:: TASK MATERIAL
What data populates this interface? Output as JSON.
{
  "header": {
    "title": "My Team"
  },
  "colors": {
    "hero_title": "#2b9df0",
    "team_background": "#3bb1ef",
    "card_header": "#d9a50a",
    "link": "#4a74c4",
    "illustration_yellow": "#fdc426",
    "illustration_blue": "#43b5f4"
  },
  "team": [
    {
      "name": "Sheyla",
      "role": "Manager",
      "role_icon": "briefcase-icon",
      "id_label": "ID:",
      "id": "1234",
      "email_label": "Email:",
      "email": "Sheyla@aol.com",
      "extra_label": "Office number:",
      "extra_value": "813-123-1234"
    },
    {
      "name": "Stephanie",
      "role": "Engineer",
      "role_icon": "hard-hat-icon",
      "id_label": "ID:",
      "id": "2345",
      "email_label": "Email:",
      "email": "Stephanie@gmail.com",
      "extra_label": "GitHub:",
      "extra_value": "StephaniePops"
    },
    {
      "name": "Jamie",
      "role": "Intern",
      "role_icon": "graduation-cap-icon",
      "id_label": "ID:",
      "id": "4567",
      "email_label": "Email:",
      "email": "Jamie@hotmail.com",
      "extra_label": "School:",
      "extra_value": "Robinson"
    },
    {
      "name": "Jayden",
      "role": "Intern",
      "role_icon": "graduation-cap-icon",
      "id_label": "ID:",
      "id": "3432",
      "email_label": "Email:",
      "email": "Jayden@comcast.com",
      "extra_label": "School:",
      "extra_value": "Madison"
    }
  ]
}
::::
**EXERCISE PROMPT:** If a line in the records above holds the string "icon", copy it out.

**WORKED SOLUTION:**
      "role_icon": "briefcase-icon",
      "role_icon": "hard-hat-icon",
      "role_icon": "graduation-cap-icon",
      "role_icon": "graduation-cap-icon",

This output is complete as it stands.